What you need to do:
The lines below that include "Abby" are to be found and copied.

Page and application data records
Segment Open
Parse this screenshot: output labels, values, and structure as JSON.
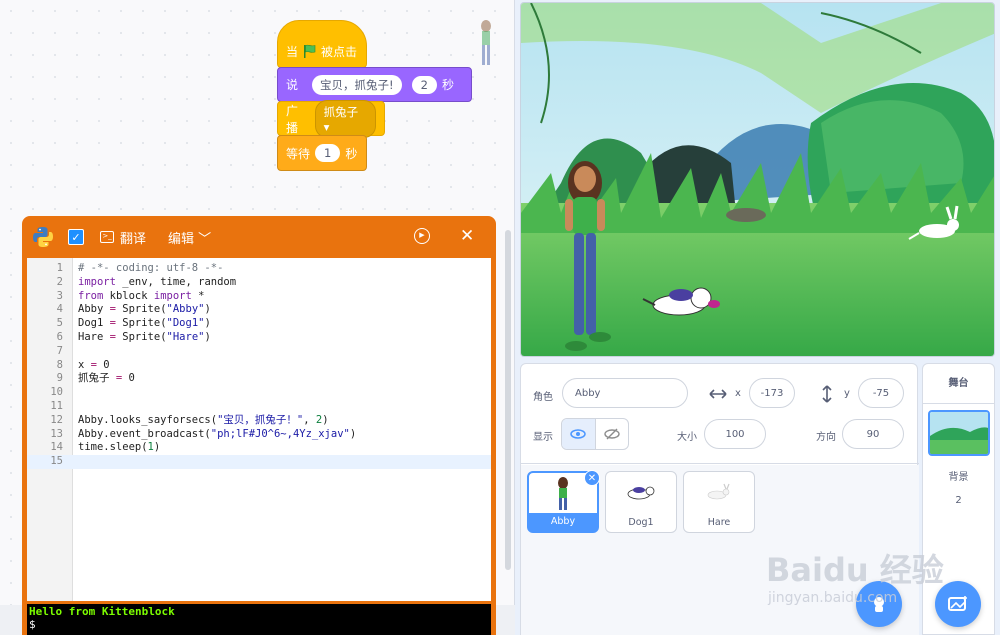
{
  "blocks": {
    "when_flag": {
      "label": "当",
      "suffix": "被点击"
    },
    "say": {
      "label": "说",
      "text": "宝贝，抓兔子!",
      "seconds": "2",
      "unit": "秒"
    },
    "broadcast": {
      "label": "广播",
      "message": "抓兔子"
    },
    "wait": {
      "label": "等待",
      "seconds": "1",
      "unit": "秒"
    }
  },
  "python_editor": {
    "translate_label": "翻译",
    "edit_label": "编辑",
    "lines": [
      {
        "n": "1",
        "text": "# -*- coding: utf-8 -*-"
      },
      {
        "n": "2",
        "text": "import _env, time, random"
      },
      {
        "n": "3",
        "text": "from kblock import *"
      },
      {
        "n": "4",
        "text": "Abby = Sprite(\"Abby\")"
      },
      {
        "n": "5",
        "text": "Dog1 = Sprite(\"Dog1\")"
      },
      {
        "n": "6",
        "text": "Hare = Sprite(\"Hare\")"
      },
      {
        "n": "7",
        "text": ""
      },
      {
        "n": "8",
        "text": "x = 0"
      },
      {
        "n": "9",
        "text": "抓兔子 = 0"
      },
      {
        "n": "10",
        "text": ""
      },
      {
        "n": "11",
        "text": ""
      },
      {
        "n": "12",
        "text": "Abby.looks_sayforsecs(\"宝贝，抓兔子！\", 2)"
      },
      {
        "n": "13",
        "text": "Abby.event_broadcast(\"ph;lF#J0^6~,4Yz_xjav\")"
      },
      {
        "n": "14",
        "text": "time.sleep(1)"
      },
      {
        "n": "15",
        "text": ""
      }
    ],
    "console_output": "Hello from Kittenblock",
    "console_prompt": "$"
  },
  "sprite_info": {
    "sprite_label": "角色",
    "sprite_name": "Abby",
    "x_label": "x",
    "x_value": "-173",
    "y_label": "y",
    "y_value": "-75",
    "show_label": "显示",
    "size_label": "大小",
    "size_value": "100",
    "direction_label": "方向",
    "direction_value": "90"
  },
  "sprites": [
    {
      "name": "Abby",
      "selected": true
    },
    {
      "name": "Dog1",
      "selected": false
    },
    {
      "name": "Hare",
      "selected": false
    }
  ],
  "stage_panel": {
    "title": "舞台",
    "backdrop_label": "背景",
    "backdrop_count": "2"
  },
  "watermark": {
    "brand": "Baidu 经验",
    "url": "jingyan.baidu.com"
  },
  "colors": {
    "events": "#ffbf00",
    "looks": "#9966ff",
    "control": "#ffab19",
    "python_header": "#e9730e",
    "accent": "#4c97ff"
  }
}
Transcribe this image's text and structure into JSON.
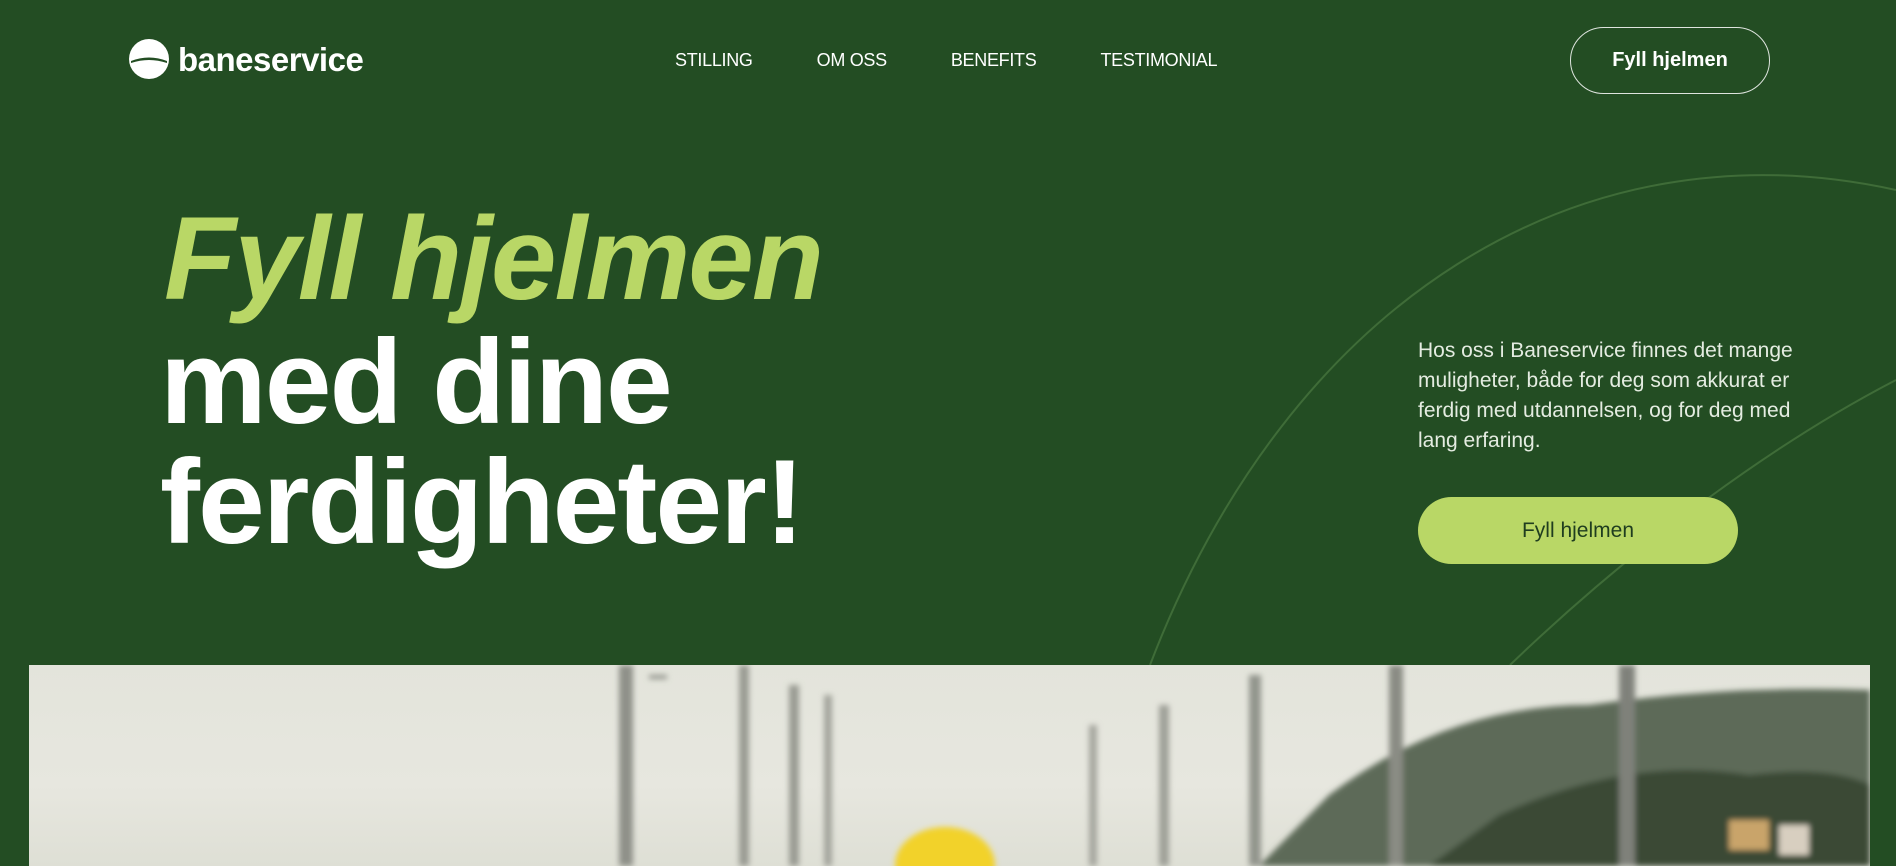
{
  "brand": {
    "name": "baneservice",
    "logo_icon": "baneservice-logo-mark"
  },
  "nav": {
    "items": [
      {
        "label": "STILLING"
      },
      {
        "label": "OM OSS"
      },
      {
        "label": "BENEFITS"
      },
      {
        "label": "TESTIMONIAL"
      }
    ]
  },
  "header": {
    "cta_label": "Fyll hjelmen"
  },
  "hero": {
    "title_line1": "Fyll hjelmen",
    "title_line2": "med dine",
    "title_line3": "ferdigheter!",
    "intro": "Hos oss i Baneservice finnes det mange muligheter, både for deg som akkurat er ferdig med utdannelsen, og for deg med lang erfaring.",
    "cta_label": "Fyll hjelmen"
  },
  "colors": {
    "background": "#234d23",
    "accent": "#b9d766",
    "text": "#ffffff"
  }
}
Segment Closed
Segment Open
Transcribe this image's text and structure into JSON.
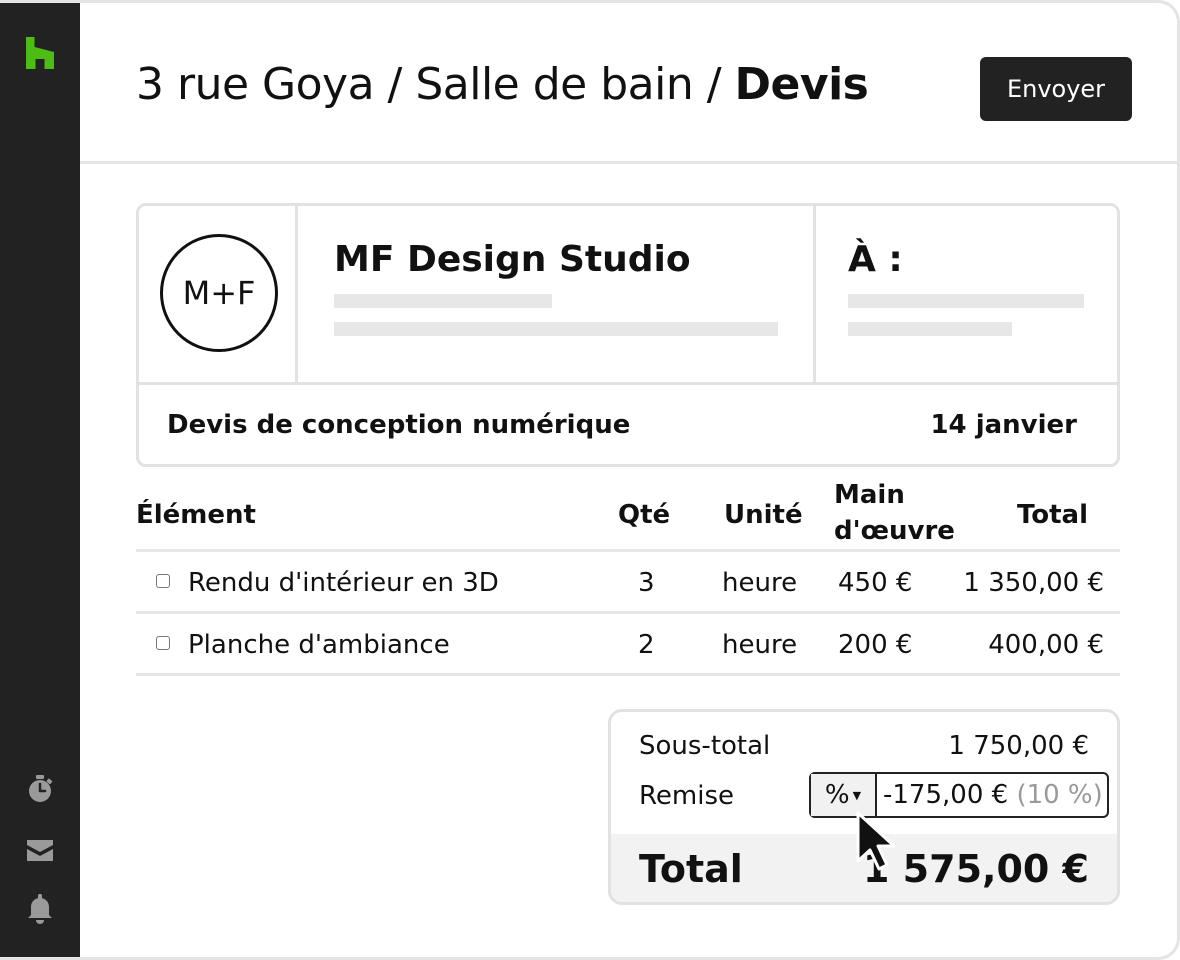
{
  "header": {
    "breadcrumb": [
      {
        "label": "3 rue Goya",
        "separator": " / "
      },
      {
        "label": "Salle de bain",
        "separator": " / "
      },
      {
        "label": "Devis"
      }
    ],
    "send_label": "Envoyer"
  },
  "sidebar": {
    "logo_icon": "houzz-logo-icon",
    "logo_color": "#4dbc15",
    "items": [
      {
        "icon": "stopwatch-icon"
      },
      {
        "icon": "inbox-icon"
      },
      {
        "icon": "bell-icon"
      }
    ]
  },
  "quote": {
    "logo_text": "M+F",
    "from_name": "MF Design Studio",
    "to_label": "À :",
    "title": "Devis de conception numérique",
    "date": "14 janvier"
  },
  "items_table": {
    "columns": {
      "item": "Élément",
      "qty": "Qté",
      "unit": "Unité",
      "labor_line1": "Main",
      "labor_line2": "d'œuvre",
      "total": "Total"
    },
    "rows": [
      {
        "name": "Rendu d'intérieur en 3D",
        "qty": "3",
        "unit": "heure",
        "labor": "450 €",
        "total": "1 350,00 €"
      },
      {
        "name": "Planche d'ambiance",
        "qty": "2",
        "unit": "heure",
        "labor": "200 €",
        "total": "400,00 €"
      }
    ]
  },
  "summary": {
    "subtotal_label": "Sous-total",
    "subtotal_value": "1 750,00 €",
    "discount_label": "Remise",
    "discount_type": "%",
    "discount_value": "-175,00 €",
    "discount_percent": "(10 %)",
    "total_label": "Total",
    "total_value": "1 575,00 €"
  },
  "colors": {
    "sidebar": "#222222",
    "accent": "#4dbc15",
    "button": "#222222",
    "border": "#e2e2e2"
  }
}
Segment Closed
Result of this task:
        "text": "Abby = Sprite(\"Abby\")"
        "text": "Abby.looks_sayforsecs(\"宝贝，抓兔子！\", 2)"
        "text": "Abby.event_broadcast(\"ph;lF#J0^6~,4Yz_xjav\")"
    "sprite_name": "Abby",
      "name": "Abby",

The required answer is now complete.